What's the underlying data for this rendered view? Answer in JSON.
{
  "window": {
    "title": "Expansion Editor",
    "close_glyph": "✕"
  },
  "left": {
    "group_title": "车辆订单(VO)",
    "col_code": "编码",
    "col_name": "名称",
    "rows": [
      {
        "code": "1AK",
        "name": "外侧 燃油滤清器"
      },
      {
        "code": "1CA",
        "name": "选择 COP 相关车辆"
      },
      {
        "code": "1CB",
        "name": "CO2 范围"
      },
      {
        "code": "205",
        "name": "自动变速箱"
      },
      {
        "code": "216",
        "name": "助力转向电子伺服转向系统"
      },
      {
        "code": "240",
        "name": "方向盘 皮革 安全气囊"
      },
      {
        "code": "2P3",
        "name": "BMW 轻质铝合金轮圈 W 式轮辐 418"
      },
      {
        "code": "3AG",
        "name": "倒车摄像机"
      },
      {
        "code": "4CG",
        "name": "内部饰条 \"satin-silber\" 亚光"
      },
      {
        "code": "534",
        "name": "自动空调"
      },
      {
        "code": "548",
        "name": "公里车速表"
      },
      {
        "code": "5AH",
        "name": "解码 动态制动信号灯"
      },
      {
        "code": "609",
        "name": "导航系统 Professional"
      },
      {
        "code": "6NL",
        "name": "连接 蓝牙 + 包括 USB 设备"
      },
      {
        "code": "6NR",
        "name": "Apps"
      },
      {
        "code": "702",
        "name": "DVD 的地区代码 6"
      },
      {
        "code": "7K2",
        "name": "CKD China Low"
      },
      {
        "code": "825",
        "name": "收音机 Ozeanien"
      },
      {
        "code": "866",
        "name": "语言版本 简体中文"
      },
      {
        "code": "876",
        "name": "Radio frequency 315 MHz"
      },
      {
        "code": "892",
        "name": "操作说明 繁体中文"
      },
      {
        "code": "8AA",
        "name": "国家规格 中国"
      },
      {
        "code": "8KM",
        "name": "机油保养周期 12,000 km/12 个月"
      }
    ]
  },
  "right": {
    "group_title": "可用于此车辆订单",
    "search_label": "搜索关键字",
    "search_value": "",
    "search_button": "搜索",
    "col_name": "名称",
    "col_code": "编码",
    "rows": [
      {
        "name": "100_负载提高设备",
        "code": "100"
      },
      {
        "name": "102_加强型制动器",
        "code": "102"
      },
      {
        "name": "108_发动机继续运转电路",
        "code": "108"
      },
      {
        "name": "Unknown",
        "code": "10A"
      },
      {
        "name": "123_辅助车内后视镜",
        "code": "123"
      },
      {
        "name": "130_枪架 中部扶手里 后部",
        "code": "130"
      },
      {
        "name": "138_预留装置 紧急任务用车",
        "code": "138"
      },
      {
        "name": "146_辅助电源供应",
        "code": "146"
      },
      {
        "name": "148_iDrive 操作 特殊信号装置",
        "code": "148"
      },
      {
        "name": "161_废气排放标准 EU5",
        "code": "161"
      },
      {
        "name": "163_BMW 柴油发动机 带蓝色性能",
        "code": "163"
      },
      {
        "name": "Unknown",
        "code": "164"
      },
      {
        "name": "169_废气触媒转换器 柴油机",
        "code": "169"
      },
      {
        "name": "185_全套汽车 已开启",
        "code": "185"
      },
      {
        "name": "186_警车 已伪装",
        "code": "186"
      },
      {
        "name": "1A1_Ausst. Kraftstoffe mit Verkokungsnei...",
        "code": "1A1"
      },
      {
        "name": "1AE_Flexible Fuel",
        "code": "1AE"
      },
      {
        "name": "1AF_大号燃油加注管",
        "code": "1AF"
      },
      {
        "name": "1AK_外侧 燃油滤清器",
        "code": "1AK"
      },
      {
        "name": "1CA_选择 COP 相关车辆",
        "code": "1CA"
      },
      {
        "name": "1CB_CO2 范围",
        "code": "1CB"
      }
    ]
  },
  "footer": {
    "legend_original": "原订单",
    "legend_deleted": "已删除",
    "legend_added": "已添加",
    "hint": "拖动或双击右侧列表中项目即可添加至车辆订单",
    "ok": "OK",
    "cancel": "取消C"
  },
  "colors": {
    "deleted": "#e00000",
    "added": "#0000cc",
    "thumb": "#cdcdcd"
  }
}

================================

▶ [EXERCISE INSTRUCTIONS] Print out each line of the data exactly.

▶ [SOLUTION]
What's the underlying data for this rendered view? Answer in JSON.
{
  "window": {
    "title": "Expansion Editor",
    "close_glyph": "✕"
  },
  "left": {
    "group_title": "车辆订单(VO)",
    "col_code": "编码",
    "col_name": "名称",
    "rows": [
      {
        "code": "1AK",
        "name": "外侧 燃油滤清器"
      },
      {
        "code": "1CA",
        "name": "选择 COP 相关车辆"
      },
      {
        "code": "1CB",
        "name": "CO2 范围"
      },
      {
        "code": "205",
        "name": "自动变速箱"
      },
      {
        "code": "216",
        "name": "助力转向电子伺服转向系统"
      },
      {
        "code": "240",
        "name": "方向盘 皮革 安全气囊"
      },
      {
        "code": "2P3",
        "name": "BMW 轻质铝合金轮圈 W 式轮辐 418"
      },
      {
        "code": "3AG",
        "name": "倒车摄像机"
      },
      {
        "code": "4CG",
        "name": "内部饰条 \"satin-silber\" 亚光"
      },
      {
        "code": "534",
        "name": "自动空调"
      },
      {
        "code": "548",
        "name": "公里车速表"
      },
      {
        "code": "5AH",
        "name": "解码 动态制动信号灯"
      },
      {
        "code": "609",
        "name": "导航系统 Professional"
      },
      {
        "code": "6NL",
        "name": "连接 蓝牙 + 包括 USB 设备"
      },
      {
        "code": "6NR",
        "name": "Apps"
      },
      {
        "code": "702",
        "name": "DVD 的地区代码 6"
      },
      {
        "code": "7K2",
        "name": "CKD China Low"
      },
      {
        "code": "825",
        "name": "收音机 Ozeanien"
      },
      {
        "code": "866",
        "name": "语言版本 简体中文"
      },
      {
        "code": "876",
        "name": "Radio frequency 315 MHz"
      },
      {
        "code": "892",
        "name": "操作说明 繁体中文"
      },
      {
        "code": "8AA",
        "name": "国家规格 中国"
      },
      {
        "code": "8KM",
        "name": "机油保养周期 12,000 km/12 个月"
      }
    ]
  },
  "right": {
    "group_title": "可用于此车辆订单",
    "search_label": "搜索关键字",
    "search_value": "",
    "search_button": "搜索",
    "col_name": "名称",
    "col_code": "编码",
    "rows": [
      {
        "name": "100_负载提高设备",
        "code": "100"
      },
      {
        "name": "102_加强型制动器",
        "code": "102"
      },
      {
        "name": "108_发动机继续运转电路",
        "code": "108"
      },
      {
        "name": "Unknown",
        "code": "10A"
      },
      {
        "name": "123_辅助车内后视镜",
        "code": "123"
      },
      {
        "name": "130_枪架 中部扶手里 后部",
        "code": "130"
      },
      {
        "name": "138_预留装置 紧急任务用车",
        "code": "138"
      },
      {
        "name": "146_辅助电源供应",
        "code": "146"
      },
      {
        "name": "148_iDrive 操作 特殊信号装置",
        "code": "148"
      },
      {
        "name": "161_废气排放标准 EU5",
        "code": "161"
      },
      {
        "name": "163_BMW 柴油发动机 带蓝色性能",
        "code": "163"
      },
      {
        "name": "Unknown",
        "code": "164"
      },
      {
        "name": "169_废气触媒转换器 柴油机",
        "code": "169"
      },
      {
        "name": "185_全套汽车 已开启",
        "code": "185"
      },
      {
        "name": "186_警车 已伪装",
        "code": "186"
      },
      {
        "name": "1A1_Ausst. Kraftstoffe mit Verkokungsnei...",
        "code": "1A1"
      },
      {
        "name": "1AE_Flexible Fuel",
        "code": "1AE"
      },
      {
        "name": "1AF_大号燃油加注管",
        "code": "1AF"
      },
      {
        "name": "1AK_外侧 燃油滤清器",
        "code": "1AK"
      },
      {
        "name": "1CA_选择 COP 相关车辆",
        "code": "1CA"
      },
      {
        "name": "1CB_CO2 范围",
        "code": "1CB"
      }
    ]
  },
  "footer": {
    "legend_original": "原订单",
    "legend_deleted": "已删除",
    "legend_added": "已添加",
    "hint": "拖动或双击右侧列表中项目即可添加至车辆订单",
    "ok": "OK",
    "cancel": "取消C"
  },
  "colors": {
    "deleted": "#e00000",
    "added": "#0000cc",
    "thumb": "#cdcdcd"
  }
}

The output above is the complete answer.